The independent report produced by the Organisation for the Prohibition of Chemical Weapons (OPCW) has today confirmed the assessment of the United Kingdom in identifying the chemical agent responsible for the death of Dawn Sturgess in Amesbury on 8 July. This was a Novichok nerve agent, of the same kind used in the attempted assassinations of Sergei and Yulia Skripal earlier this year.
Analysis carried out by the Defence Science and Technology Laboratory (DSTL) at Porton Down had previously identified the nerve agent as Novichok.
Chemical weapons experts from the OPCW have twice visited the UK to collect samples for testing after this latest detection of chemical weapons use on the streets of the UK. All the samples returned equally conclusive results.
The Foreign Secretary said:
We are grateful to the OPCW for the independent, expert work in confirming the type of nerve agent used in Amesbury, and once again pay tribute to the high standards set by our world-leading scientists.
The recklessness of the Russian state in bringing a nerve agent in to the UK, and total disregard for the safety of the public, is appalling and irresponsible. Our thoughts are with the family of Dawn Sturgess, and with Charlie Rowley.
This is another reminder of the importance of the international community standing together to uphold the global ban on all use of chemical weapons, and ensure that the rules based international order is respected so we can all keep our citizens safe.
In the interests of transparency, the UK has requested that the OPCW publish the executive summary and share the full report with all state parties of the Chemical Weapons Convention.

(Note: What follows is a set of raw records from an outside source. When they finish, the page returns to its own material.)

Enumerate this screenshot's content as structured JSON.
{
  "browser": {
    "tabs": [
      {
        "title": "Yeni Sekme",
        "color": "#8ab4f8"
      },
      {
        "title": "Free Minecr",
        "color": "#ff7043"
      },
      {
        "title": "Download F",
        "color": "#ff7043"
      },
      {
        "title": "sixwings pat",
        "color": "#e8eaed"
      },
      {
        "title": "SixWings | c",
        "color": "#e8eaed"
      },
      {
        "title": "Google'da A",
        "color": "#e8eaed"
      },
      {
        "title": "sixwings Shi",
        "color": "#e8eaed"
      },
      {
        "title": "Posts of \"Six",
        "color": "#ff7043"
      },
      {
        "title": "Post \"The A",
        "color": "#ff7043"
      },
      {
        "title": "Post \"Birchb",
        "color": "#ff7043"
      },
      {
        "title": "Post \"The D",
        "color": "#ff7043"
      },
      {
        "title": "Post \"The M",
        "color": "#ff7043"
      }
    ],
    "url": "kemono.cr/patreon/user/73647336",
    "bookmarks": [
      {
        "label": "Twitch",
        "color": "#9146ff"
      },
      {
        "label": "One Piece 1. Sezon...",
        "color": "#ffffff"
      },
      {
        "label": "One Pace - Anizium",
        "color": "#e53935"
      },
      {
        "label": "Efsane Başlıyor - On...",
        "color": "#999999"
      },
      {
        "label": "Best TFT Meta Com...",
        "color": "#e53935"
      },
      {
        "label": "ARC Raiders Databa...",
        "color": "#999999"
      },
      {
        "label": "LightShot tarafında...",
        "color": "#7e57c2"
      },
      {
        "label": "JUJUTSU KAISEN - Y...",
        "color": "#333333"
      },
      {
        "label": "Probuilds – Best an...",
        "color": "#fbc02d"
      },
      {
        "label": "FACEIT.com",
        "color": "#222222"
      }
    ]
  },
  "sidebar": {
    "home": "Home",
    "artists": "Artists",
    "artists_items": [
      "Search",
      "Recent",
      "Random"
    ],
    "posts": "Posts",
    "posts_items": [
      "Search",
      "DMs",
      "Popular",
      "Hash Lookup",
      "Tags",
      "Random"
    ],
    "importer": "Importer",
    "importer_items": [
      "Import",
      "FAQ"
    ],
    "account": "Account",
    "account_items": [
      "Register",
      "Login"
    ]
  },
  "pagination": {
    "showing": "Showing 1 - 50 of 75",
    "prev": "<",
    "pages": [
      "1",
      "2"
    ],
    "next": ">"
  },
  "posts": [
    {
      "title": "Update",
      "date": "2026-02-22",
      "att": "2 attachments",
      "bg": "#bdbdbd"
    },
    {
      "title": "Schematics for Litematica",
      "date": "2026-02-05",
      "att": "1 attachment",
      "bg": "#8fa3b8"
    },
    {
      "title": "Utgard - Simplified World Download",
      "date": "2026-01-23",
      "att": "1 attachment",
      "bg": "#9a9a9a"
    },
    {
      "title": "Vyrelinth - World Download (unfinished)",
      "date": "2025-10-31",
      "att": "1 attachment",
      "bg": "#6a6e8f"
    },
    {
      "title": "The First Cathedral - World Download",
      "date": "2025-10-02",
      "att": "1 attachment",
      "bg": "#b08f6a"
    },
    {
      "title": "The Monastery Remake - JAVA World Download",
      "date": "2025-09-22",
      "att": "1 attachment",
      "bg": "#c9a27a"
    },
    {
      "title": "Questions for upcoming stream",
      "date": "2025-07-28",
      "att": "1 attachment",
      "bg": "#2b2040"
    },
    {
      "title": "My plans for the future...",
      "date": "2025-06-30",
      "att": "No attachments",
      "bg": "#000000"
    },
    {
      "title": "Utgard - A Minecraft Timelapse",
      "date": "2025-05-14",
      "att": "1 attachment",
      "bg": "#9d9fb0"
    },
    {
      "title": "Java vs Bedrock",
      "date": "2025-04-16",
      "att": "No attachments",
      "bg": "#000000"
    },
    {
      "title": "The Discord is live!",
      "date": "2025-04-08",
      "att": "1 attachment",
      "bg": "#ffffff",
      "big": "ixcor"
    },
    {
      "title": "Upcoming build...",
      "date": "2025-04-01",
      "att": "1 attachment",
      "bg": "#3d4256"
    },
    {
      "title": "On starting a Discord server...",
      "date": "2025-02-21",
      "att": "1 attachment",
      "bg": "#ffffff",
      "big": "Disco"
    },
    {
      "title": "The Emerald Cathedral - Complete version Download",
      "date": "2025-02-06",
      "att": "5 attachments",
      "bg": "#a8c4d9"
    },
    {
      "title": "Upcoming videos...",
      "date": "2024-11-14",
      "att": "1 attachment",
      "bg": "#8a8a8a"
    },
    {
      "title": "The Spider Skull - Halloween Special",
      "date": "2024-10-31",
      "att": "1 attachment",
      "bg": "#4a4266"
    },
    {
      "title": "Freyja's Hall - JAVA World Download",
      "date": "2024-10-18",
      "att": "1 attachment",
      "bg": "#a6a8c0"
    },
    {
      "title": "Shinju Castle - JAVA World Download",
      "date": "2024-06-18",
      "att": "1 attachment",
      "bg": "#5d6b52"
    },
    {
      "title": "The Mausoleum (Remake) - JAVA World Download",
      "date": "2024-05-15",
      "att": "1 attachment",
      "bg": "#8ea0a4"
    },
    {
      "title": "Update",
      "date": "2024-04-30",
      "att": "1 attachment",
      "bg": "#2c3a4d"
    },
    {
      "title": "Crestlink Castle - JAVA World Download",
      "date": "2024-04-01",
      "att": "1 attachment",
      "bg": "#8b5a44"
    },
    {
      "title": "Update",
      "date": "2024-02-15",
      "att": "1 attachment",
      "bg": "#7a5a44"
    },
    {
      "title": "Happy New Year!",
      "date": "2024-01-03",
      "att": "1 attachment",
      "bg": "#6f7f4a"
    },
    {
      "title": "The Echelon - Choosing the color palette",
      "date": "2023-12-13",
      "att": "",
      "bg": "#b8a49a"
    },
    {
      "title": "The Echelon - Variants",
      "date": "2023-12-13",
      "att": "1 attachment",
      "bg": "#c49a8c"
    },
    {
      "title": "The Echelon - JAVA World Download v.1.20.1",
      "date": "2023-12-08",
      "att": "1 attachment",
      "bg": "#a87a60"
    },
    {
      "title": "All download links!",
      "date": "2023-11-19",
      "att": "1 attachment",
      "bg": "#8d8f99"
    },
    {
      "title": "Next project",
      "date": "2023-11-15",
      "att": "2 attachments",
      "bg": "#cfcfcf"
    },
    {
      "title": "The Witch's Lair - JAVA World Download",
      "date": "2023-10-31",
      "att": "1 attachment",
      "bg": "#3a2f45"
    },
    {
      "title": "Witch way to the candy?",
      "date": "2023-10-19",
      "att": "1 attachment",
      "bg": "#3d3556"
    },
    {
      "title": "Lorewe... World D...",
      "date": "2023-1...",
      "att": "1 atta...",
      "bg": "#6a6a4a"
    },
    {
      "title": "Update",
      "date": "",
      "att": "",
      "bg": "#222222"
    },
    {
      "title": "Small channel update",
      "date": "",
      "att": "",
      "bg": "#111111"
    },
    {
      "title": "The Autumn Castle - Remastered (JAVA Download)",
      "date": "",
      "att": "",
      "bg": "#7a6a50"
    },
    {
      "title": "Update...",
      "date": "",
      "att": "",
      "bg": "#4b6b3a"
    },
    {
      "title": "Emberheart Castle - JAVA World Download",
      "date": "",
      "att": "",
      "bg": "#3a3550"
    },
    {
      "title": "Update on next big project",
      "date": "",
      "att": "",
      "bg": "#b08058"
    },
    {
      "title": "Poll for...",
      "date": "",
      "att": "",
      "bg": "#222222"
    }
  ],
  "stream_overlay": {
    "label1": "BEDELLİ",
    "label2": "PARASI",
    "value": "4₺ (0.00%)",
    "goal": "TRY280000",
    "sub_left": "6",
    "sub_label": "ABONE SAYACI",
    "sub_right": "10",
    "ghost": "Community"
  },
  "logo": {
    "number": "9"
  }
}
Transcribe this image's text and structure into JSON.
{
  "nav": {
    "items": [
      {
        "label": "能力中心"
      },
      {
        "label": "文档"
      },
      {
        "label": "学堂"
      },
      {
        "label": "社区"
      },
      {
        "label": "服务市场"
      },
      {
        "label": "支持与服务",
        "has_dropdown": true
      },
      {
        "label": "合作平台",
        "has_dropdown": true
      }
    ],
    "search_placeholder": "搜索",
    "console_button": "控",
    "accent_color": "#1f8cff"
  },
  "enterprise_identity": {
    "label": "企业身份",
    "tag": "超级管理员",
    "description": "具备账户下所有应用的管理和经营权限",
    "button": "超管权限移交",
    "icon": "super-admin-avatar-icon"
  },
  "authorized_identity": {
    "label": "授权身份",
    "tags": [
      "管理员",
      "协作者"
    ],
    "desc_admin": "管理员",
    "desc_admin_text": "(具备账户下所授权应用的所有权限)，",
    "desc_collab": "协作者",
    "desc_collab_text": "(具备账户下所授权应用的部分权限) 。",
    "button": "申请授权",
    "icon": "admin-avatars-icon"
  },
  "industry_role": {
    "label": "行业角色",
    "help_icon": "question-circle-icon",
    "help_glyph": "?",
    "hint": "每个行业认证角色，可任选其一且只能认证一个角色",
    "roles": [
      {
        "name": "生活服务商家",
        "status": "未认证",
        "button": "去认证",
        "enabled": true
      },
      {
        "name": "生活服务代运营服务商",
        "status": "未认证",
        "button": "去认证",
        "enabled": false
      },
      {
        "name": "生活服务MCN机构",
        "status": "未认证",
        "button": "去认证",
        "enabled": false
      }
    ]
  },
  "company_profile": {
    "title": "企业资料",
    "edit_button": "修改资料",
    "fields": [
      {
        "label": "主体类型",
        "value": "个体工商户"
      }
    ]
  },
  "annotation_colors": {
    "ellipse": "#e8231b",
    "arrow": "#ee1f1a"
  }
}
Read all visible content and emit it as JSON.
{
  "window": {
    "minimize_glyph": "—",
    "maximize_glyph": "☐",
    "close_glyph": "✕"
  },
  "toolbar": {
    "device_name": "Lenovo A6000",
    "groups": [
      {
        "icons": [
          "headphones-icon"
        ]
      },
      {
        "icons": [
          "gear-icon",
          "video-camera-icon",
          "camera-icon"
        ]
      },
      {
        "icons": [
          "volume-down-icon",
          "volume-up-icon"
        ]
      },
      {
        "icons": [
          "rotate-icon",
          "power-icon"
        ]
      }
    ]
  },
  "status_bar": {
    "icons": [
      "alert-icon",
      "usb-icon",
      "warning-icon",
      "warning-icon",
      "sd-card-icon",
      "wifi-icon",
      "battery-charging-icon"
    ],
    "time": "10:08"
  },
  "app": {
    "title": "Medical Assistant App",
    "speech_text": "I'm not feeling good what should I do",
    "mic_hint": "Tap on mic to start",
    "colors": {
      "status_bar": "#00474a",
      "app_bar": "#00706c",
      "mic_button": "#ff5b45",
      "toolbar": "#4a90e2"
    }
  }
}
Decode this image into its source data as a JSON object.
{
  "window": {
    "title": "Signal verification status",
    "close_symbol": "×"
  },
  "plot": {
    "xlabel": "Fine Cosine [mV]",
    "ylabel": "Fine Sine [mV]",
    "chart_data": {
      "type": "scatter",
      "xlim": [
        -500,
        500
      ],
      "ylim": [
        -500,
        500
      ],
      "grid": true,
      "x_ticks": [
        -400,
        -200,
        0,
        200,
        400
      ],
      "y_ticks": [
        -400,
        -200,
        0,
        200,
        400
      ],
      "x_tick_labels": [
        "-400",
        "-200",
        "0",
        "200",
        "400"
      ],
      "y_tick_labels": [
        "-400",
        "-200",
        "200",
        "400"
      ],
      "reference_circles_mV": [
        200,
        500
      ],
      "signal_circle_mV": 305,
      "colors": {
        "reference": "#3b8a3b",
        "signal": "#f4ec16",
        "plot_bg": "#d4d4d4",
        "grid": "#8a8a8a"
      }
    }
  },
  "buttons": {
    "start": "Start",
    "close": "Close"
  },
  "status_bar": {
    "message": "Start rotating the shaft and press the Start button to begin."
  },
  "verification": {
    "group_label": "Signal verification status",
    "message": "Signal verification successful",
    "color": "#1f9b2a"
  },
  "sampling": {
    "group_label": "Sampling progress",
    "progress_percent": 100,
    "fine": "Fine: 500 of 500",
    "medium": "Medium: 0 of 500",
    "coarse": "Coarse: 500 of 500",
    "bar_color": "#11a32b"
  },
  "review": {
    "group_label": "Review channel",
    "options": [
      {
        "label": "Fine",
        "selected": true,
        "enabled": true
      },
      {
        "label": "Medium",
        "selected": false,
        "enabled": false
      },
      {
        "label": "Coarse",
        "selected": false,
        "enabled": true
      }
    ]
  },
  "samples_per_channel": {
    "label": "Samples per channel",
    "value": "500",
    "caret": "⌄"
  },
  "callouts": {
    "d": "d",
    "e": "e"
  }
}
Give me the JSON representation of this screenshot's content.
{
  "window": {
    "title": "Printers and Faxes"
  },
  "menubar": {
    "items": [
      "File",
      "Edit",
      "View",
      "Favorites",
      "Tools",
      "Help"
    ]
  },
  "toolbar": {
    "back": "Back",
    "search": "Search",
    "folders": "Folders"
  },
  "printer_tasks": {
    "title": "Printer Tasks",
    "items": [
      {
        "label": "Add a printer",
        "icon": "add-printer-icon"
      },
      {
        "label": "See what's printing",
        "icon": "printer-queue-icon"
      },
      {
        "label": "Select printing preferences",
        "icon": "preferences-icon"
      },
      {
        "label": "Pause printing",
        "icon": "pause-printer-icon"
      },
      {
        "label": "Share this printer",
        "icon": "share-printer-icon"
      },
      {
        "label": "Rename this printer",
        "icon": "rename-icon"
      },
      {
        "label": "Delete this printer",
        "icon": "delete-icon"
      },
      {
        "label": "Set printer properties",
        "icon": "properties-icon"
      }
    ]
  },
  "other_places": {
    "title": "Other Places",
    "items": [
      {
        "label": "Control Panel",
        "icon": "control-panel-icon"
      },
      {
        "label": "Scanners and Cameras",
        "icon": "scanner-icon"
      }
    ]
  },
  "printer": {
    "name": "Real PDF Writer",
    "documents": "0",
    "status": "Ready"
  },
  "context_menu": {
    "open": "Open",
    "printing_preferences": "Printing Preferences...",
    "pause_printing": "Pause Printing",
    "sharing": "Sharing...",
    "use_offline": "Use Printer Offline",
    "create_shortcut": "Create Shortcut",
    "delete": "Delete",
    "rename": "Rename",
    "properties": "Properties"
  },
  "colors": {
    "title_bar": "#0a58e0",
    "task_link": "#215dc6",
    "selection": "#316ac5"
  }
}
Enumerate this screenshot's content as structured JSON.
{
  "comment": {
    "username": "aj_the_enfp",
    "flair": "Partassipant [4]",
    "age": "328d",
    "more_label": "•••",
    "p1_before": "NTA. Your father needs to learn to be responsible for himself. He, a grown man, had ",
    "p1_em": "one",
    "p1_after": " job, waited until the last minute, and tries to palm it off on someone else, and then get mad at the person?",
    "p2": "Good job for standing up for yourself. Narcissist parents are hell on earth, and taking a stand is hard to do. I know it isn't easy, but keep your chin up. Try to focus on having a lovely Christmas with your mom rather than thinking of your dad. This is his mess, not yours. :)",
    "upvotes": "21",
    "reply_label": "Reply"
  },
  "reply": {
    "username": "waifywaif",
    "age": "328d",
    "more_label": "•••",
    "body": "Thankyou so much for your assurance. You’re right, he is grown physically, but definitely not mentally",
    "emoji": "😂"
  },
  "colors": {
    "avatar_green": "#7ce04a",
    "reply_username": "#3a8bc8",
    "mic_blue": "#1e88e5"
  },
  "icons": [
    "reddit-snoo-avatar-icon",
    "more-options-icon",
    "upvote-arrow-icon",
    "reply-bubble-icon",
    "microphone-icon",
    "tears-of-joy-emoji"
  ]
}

The police continue their investigation into the poisonings in Amesbury and Salisbury and we await their further conclusions.